- NAM 2021 press release
Marsquakes Reveal Planetary Core
- CNRS press release
- ETH Zürich press release
- IPGP press release
- University of Cologne press release
- NASA InSight Lander’s seismic observations reveal the interior of mars (EurekAlert)
- “Seismic detection of the martian core,” Simon C. Stähler et al., 2021 July 23, Science
- “Thickness and structure of the martian crust from InSight seismic data,” Brigitte Knapmeyer-Endrun et al., 2021 July 23, Science
- “Upper mantle structure of Mars from InSight seismic data,” Amir Khan et al., 2021 July 23, Science
Got Carbon? Alien World Has Unusual Carbon Ratios in Atmosphere
- MPIA press release

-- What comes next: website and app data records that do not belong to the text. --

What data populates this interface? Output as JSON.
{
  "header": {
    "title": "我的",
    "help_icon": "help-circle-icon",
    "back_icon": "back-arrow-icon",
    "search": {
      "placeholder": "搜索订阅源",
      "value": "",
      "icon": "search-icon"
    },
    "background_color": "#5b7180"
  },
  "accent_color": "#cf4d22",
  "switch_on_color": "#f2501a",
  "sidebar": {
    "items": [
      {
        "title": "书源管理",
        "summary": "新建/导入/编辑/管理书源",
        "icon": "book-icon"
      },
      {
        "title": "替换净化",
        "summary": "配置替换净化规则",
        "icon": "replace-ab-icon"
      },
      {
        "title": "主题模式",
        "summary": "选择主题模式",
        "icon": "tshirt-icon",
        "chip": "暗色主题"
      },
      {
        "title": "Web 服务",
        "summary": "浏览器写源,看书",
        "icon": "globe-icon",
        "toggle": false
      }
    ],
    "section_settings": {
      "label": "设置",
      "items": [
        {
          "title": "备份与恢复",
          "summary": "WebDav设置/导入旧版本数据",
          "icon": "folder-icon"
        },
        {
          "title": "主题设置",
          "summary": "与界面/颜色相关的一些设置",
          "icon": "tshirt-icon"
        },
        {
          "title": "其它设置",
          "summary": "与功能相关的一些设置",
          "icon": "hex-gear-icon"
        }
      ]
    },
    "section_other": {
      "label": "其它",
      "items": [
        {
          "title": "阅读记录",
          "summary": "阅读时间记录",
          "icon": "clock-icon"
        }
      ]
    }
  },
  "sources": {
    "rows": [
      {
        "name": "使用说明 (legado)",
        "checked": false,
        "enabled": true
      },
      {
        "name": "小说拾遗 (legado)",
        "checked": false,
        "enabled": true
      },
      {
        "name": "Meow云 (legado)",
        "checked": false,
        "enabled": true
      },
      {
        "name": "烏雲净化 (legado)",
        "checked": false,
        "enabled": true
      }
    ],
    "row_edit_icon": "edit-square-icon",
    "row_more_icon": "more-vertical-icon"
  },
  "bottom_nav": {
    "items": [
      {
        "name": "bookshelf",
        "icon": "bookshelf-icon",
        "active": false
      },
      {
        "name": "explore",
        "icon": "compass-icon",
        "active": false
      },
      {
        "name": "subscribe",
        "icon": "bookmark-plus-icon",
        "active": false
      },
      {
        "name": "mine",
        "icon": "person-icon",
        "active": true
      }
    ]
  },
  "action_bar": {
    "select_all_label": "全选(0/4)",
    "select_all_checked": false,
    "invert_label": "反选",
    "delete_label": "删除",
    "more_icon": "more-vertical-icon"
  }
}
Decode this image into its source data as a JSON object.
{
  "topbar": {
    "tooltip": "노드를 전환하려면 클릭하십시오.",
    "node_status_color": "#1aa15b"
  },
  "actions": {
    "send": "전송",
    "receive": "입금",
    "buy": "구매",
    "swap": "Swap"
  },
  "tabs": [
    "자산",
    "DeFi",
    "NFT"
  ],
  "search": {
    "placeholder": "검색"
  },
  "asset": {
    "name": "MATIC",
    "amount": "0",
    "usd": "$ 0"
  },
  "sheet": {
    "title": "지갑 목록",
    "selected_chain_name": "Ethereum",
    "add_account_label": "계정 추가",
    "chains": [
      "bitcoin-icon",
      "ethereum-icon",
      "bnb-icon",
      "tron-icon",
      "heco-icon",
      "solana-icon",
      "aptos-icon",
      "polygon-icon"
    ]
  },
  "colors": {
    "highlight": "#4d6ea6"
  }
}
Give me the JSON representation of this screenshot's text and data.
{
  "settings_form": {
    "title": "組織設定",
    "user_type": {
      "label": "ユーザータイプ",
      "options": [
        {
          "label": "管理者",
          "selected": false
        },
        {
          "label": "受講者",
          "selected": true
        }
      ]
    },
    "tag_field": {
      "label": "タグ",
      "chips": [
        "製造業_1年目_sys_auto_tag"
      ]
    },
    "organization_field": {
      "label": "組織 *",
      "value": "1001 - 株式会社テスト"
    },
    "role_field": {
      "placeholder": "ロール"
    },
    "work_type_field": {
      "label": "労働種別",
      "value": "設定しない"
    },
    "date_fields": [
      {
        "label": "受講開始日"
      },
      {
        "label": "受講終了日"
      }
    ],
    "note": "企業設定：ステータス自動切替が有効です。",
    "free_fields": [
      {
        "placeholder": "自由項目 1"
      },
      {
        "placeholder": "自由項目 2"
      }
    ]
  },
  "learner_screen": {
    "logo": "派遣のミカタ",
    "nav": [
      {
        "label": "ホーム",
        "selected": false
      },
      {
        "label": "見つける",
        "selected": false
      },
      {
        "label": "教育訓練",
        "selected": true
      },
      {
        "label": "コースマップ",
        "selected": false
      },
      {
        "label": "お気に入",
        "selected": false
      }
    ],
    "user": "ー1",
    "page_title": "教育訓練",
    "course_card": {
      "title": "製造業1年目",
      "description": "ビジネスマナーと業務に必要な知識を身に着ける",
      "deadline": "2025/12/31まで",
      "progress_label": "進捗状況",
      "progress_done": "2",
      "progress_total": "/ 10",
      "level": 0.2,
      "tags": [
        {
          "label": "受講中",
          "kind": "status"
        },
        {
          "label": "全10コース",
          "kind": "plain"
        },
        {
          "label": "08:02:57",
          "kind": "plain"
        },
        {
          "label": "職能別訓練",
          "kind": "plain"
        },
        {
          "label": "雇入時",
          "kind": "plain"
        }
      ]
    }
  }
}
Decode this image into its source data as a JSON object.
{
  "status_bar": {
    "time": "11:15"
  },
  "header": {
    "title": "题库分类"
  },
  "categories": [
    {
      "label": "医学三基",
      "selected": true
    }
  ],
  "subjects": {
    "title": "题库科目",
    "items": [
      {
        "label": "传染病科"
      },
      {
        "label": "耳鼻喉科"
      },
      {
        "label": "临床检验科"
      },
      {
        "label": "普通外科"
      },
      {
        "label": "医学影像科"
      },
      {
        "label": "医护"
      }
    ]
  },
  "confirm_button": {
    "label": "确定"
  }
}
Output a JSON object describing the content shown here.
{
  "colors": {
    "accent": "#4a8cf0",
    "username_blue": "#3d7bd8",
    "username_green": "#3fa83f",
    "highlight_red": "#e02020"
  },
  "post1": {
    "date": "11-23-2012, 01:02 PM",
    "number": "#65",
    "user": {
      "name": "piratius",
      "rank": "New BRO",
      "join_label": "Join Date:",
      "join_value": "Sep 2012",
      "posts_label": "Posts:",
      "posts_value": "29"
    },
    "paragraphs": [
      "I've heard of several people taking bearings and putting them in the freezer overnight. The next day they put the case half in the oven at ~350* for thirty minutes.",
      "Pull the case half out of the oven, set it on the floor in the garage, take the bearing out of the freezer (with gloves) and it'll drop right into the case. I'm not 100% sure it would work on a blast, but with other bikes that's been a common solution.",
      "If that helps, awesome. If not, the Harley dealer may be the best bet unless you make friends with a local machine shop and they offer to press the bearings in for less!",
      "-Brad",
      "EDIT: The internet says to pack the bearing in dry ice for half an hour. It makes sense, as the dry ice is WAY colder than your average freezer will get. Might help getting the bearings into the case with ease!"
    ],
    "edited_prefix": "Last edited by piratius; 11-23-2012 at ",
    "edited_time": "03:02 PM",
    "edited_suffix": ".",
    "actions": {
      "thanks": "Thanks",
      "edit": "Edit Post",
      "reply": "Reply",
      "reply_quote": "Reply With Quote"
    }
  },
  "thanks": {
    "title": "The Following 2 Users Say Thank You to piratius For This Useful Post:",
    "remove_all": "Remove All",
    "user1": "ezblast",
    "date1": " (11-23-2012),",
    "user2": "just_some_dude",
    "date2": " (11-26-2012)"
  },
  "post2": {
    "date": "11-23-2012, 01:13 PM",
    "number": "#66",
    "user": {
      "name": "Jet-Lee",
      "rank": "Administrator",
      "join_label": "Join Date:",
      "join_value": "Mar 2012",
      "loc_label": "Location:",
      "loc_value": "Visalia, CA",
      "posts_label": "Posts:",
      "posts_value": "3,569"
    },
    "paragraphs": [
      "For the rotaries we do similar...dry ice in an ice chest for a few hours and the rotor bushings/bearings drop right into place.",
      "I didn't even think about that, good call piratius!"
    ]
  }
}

- NOVA press release
- “The 13CO-rich atmosphere of a young accreting super-Jupiter,” Yapeng Zhang et al., 2021 July 14, Nature
Moon Formation Spotted for First Time!
- Center for Astrophysics press release
- ESO press release
- “A Circumplanetary Disk around PDS70c,” Myriam Benisty et al., 2021 July 22, The Astrophysical Journal Letters
Event Horizon Telescope Zooms in on Galactic Jets
- NOVA press release
- “Event Horizon Telescope observations of the jet launching and collimation in Centaurus A,” Michael Janssen et al., 2021 July 19, Nature Astronomy
Written by Pamela Gay and Beth Johnson
Hosted by Pamela Gay
Audio and Video Editing by Ally Pelphrey
Content Editing by Beth Johnson
Intro and Outro music by Kevin MacLeod, https://incompetech.com/music/